• ACTIVITY: Where does the word "Dublin" show up in the records? Copy every line that holds it.

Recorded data
------------------------------------------------------------
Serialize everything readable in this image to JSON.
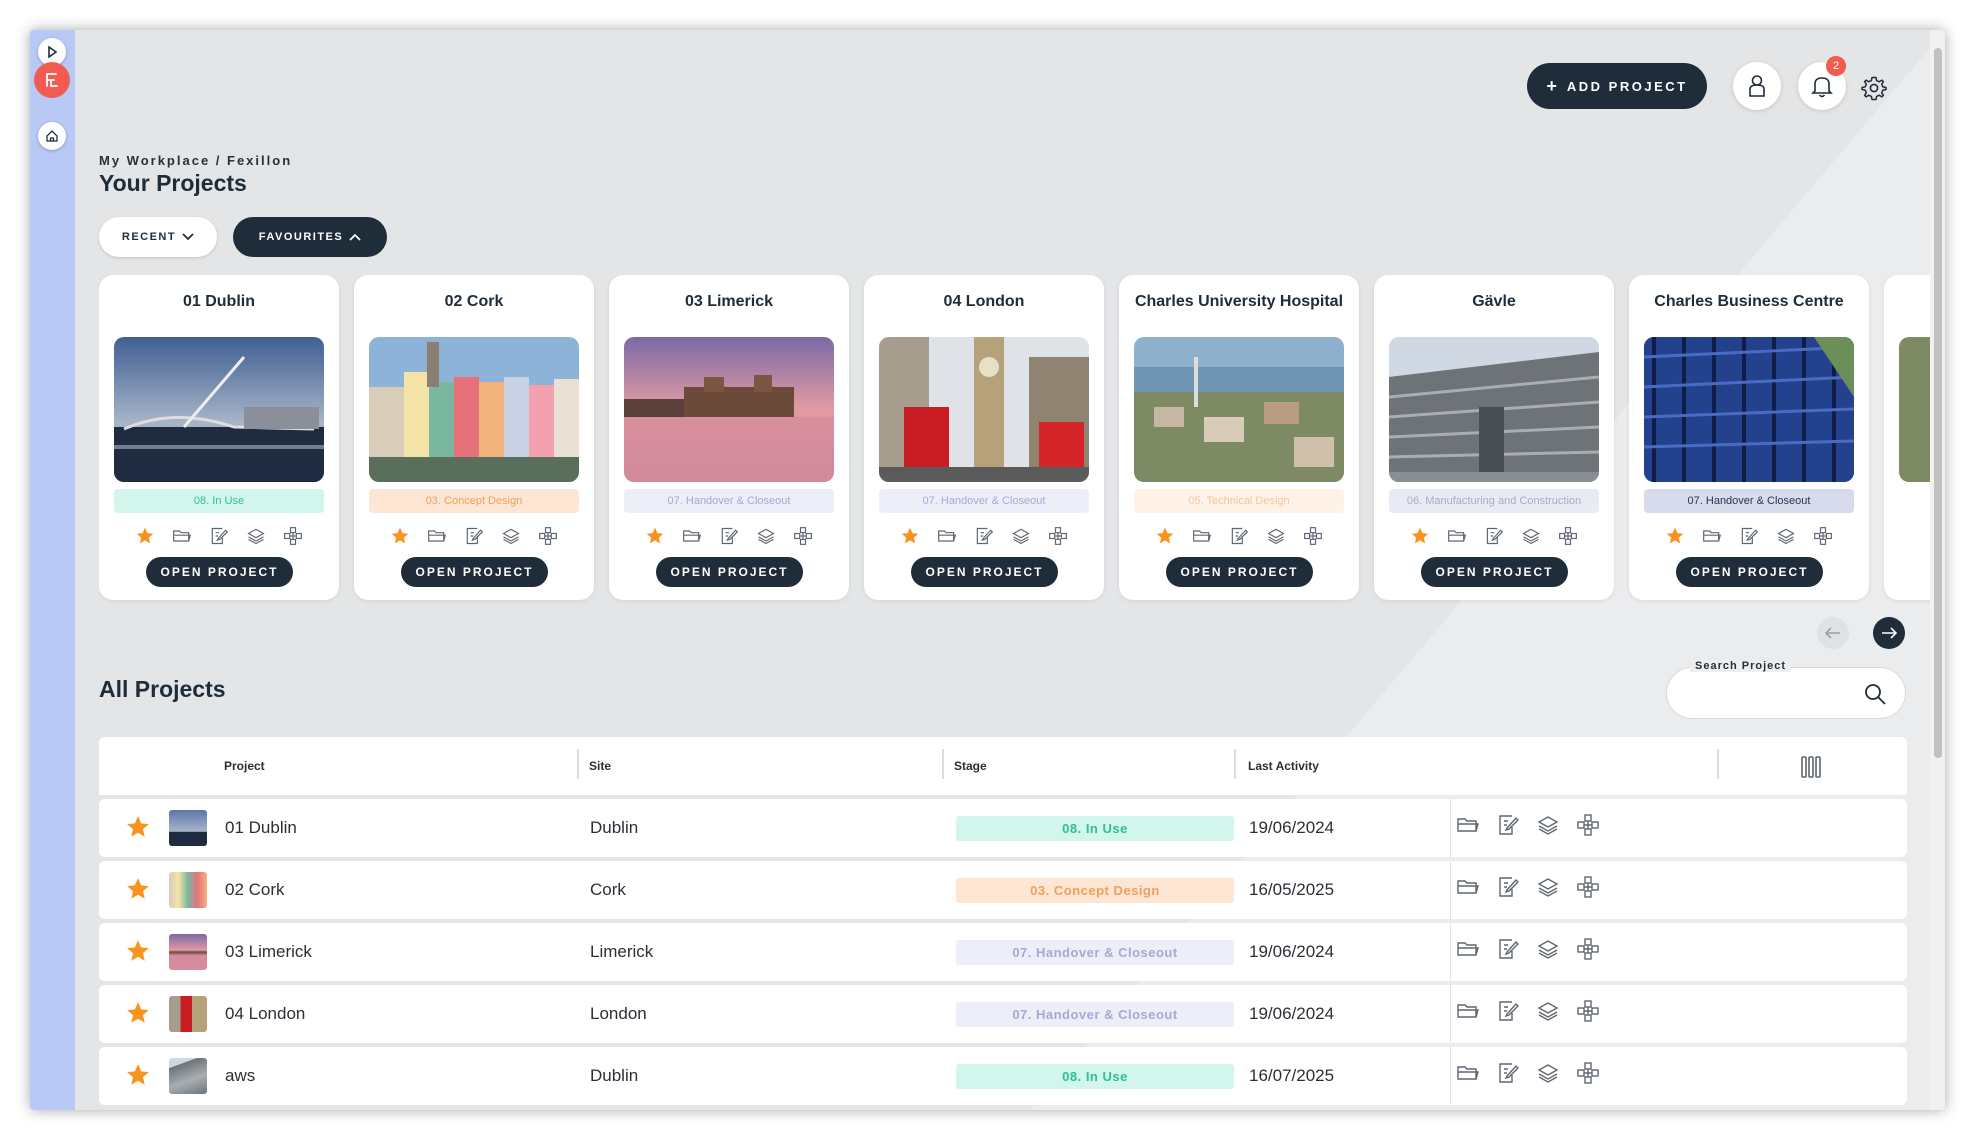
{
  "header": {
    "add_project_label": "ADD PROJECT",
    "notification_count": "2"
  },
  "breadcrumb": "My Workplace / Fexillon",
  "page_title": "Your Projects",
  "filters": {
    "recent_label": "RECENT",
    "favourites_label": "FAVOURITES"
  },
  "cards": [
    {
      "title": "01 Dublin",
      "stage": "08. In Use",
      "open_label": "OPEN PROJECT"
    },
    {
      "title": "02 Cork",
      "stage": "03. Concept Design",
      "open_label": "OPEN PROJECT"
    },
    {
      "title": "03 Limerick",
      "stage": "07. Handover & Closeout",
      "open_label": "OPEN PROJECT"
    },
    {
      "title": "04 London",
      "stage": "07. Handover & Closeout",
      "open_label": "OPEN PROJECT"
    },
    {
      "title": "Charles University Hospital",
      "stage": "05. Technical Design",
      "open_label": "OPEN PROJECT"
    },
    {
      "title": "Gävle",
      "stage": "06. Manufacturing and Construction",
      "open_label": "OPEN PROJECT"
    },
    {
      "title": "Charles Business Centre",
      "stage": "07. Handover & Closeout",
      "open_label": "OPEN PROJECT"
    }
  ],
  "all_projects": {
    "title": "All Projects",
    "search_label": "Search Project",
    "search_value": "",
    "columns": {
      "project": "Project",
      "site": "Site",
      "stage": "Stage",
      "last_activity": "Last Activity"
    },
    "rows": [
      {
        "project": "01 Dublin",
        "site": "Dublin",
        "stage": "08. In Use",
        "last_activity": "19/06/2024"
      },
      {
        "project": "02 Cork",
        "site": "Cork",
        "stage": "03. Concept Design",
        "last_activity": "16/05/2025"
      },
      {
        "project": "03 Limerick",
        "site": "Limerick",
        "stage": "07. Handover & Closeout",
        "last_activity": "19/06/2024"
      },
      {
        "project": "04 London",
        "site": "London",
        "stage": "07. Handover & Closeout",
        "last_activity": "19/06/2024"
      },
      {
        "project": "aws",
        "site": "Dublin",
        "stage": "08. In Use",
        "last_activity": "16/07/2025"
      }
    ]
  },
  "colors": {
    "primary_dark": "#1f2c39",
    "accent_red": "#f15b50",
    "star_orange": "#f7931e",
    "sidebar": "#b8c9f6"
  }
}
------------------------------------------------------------
• OUTPUT BELOW:
      "title": "01 Dublin",
        "project": "01 Dublin",
        "site": "Dublin",
        "site": "Dublin",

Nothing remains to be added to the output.